Everyone has to start somewhere, and practice makes perfect. Hone your skills over a six-week period, and see how quickly you’ll soar!
How to earn your badge:
Regularly take part in physical activities over a period of four to six weeks.
Keep a record showing your improvement. Your goal could be to develop in an activity or successfully complete a challenge.
Physical activity/challenge suggestions:
- circuit training
- football skill training
- aerobic routine
- synchronised swimming routine
- Zumba aerobics
- tap dancing
- team sports
- charity swim
- long distance cycle ride
- incident hike
- athletic event
- pool life-saving test
- dance competition
Show you understand why eating a sensible diet and getting enough sleep is important.
Do some research so that you can explain the dangers and harmful effects of smoking, alcohol and drugs.
Learn and use at least five of these skills:
- Fix a puncture or a dropped chain on a bike
- Cook and serve a two-course meal, for at least four people
- Mend or customise an item of clothing
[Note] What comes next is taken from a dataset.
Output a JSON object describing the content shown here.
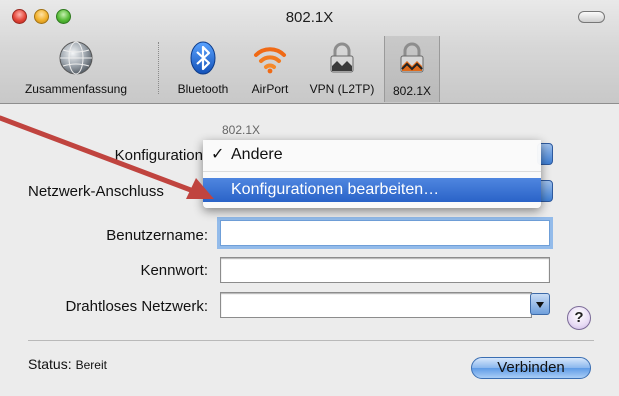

- Iron your uniform shirt
- Wash up after a meal, making sure everything is clean and dry
- Change a lightbulb, in a ceiling light
- Clean a toilet, hob or oven
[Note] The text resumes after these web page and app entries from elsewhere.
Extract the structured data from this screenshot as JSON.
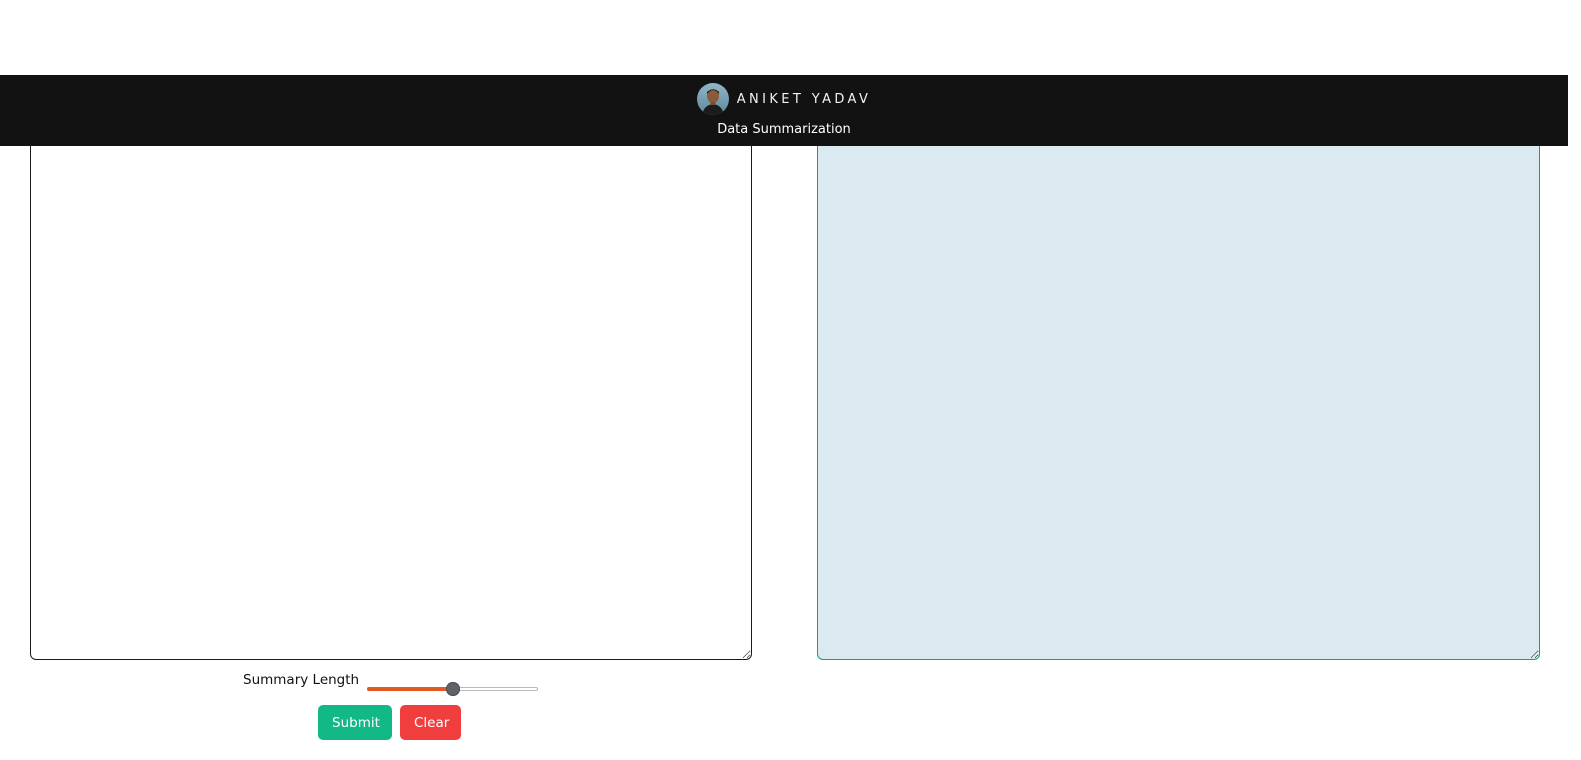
{
  "header": {
    "brand_name": "ANIKET YADAV",
    "subtitle": "Data Summarization",
    "avatar_icon": "profile-photo"
  },
  "input_panel": {
    "value": "",
    "placeholder": ""
  },
  "output_panel": {
    "value": ""
  },
  "controls": {
    "slider_label": "Summary Length",
    "slider_value_fraction": 0.5
  },
  "buttons": {
    "submit_label": "Submit",
    "clear_label": "Clear"
  },
  "colors": {
    "header_bg": "#121212",
    "output_bg": "#daeaf0",
    "output_border": "#14a07a",
    "slider_fill": "#e15a24",
    "submit_bg": "#12b886",
    "clear_bg": "#f03e3e"
  }
}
- Use a washing machine to wash a load of clothes
- Set a heating timer and thermostat as needed for the time of year
- Do another similar home skill
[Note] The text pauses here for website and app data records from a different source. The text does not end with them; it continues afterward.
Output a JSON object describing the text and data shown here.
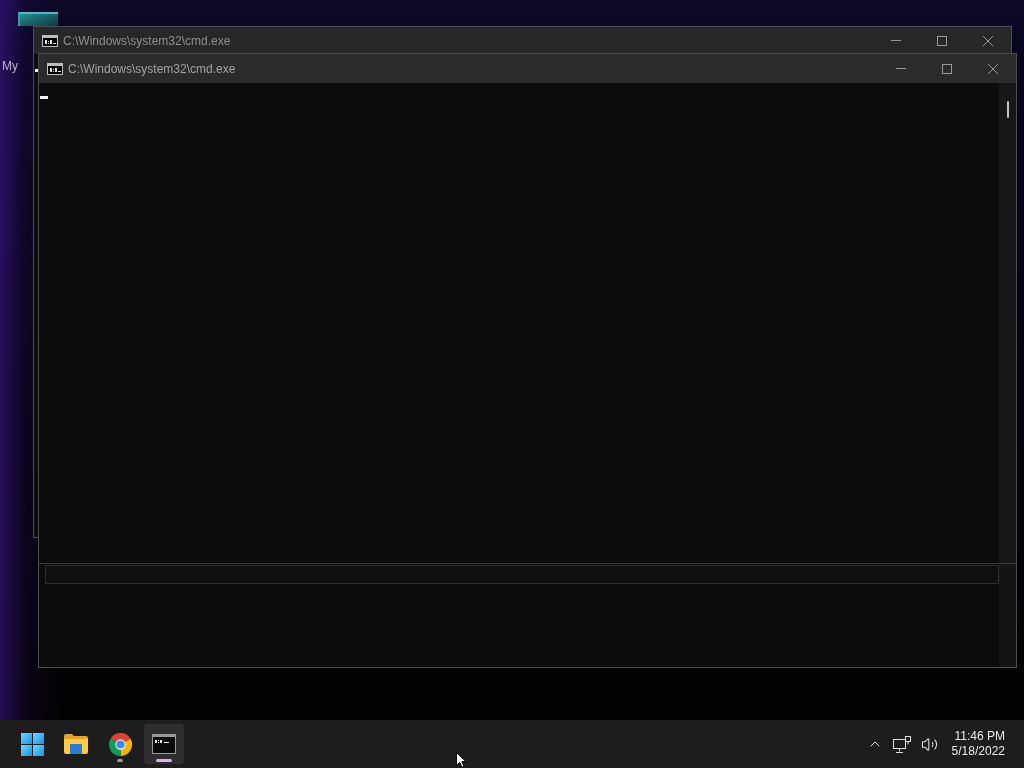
{
  "desktop": {
    "icons": [
      {
        "label": "My"
      }
    ]
  },
  "windows": [
    {
      "title": "C:\\Windows\\system32\\cmd.exe"
    },
    {
      "title": "C:\\Windows\\system32\\cmd.exe"
    }
  ],
  "taskbar": {
    "apps": [
      {
        "kind": "start",
        "running": false,
        "selected": false
      },
      {
        "kind": "explorer",
        "running": false,
        "selected": false
      },
      {
        "kind": "browser",
        "running": true,
        "selected": false
      },
      {
        "kind": "terminal",
        "running": true,
        "selected": true
      }
    ],
    "clock": {
      "time": "11:46 PM",
      "date": "5/18/2022"
    }
  }
}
Take part in at least three activities that require a number of problem solving skills.
Some possible activities and challenges are listed in the badge requirements, and the list can be added to. Any activity where the Scout will develop their fitness level whilst being able to show improvement is acceptable, and activities can be done as a whole Troop or as individuals. A simple chart can be used for record keeping. Scouts should understand the importance of warm up exercises and warm down and record the use of these in their log.
Scouts should be encouraged to understand the importance of diet in maintaining a healthy body, including the importance of a balanced diet as well as staying hydrated and the importance of a regular sleep pattern. Why not explore The Eatwell Guide or invite a nutritionist to visit and help run a programme that incorporates diet and sleep.
This section is aimed at helping a Scout to understand the effect smoking, alcohol and drugs will have on their body, the dangers connected to each and the law relating to each. Services like the NHS and Police often offer programmes that are aimed at young people around these areas, and could be invited in to run an evening. It is best practice to let parents know that you will be covering these topics. Useful information can also be found on Talk to Frank.
Scouts may choose from this list of life skills, or could learn and use another similar home skill agreed with their leader. It is important that they learn the skill, then later put it into practice – this clause should be practical not theoretical! Scouts should be supervised by a competent adult or young leader when demonstrating these skills. Skills could be covered by running bases in a Troop evening, and safety messages should be included when teaching the skills. Scouts could then put their newly acquired skills into practice at home, or on a residential experience.
Problem solving is a life skill we all require and Scouts should be encouraged to develop. It may be a real life scenario such as a quick response to a situation requiring first aid, a problem requiring tactical thinking to solve, or problems that arise out of relationships and need to be solved for the group or Patrol to get along.
Requirements can be adapted to suit each young persons abilities. See our guidance on flexibility.